More Focus Needed on HIE Staffing, Report Says | Healthcare Informatics Magazine | Health IT | Information Technology Skip to content Skip to navigation

More Focus Needed on HIE Staffing, Report Says

February 12, 2013
by Rajiv Leventhal
| Reprints

According to a new study from the Healthcare Information and Management Systems Society (HIMSS) and the American Health Information Management Association (AHIMA), when it comes to health information exchanges (HIEs), significant focus is placed on governance, but little attention is placed on the staffing of Health Information Exchange Organizations or Networks (HIOs).

For this study, HIMSS and AHIMA established a joint workgroup to explore both current and planned HIE staffing models with the goal of providing a clear understanding of the professional skill sets and experience critical to HIE organizational success.  Representatives from 35 HIE organizations, encompassing a wide range of sizes, locations, funding strategies and stages of implementation, responded to a detailed survey on their operational strategies, current staffing profiles and anticipated hiring needs.

Survey participants included organizations that have been operational since as early as 1994, with slightly more than half self-identified as state-designated entities (SDE). The significant majority of participants used not-for-profit governance structures and planned to use subscription and membership fees as part of their sustainability strategy. Primary care, inpatient, outpatient, emergency department (ED) and specialty care services were identified as the top types of organizations sharing information through an HIO.

According to the study, the great majority (86 percent) of those surveyed had a staff of 25 people or less, while only a few (nine percent) were significantly larger with staff size of 51 or more people. Technology positions (41 percent) dominated current staffing as reported by the survey participants, with operations positions (34 percent) close behind. Overall, the organizations surveyed were planning very little hiring at the time of the survey.

 “Deployment and effective use of information technology is complex, challenging work requiring skilled staff," Carla Smith, executive vice president, HIMSS, said in a statement. "This study provides unique insight into the world of HIE organizations, focused on skill sets and experiences required for today’s and future expectations.

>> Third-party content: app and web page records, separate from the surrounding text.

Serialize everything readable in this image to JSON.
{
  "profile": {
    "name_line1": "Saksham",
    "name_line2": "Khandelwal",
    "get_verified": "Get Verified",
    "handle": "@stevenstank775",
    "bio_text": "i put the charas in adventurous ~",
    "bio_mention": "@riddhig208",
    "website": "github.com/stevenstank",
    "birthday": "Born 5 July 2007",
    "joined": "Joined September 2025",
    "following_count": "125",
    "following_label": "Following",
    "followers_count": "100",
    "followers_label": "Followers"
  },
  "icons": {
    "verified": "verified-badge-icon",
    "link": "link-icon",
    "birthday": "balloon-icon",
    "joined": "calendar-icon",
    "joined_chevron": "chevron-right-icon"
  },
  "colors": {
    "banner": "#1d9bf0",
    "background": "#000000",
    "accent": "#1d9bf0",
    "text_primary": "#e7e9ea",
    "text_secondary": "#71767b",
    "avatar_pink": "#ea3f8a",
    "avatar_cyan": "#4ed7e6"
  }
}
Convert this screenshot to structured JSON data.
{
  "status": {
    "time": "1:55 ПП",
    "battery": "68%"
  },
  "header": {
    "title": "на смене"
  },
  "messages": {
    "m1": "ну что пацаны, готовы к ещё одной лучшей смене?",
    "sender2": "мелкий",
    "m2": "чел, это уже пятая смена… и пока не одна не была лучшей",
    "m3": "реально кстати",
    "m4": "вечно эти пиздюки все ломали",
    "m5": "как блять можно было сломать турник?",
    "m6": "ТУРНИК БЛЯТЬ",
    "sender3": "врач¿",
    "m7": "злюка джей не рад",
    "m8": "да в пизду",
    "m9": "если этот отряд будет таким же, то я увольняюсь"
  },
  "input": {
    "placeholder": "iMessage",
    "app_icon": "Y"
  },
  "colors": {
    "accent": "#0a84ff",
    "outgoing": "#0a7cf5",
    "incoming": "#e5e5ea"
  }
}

This first study also sets a benchmark for additional workforce studies in this critical area.”

Topics

News

CMS Exploring Potential Behavioral Health Payment and Care Delivery Model

The Center for Medicare & Medicaid Services (CMS) plans to hold a one-day summit in September to solicit feedback and ideas for a potential behavioral health model to improve access, quality and cost of care for beneficiaries with behavioral health conditions.

MEDITECH to Soon Offer CommonWell Health Alliance Services to Customers

MEDITECH, a Westwood, Mass.-based electronic health record (EHR) vendor, has announced that it is set to offer CommonWell interoperability services early next year.

HITRUST CSF Certification Now Includes NIST Cybersecurity Certification

HITRUST has announced that HITRUST cybersecurity framework (CSF) version 9 enhancements now extend an “assess once, report many” approach as a standard security framework for multiple critical infrastructure industries and includes National Institute of Standards and Technology (NIST) Cybersecurity certification.

Premier: Analytics Helping Hospitals Optimize Blood Use

An analysis of 645 hospitals revealed that comparative data analytics to drive performance improvement has the potential to optimize blood use across numerous diagnoses.

Almost 80 Percent of Clinicians Still Use Hospital-Issued Pagers

A study examining the communication technologies used by hospital-based clinicians found that close to 80 percent (79.8 percent) of clinicians continue to use hospital-provided pagers and 49 percent of those clinicians report they receive patient care-related messages most commonly by pager.

Survey: IT Expenses per Physician Continue to Rise to Nearly $19,000

Information technology (IT) expenses for physician practices are on a slow and steady rise for most practices, and last year, physician-owned practices spent between nearly $2,000 to $4,000 more per FTE physician on IT operating expenses than they did the prior year, according to a recent Medical Group Management Association (MGMA) survey.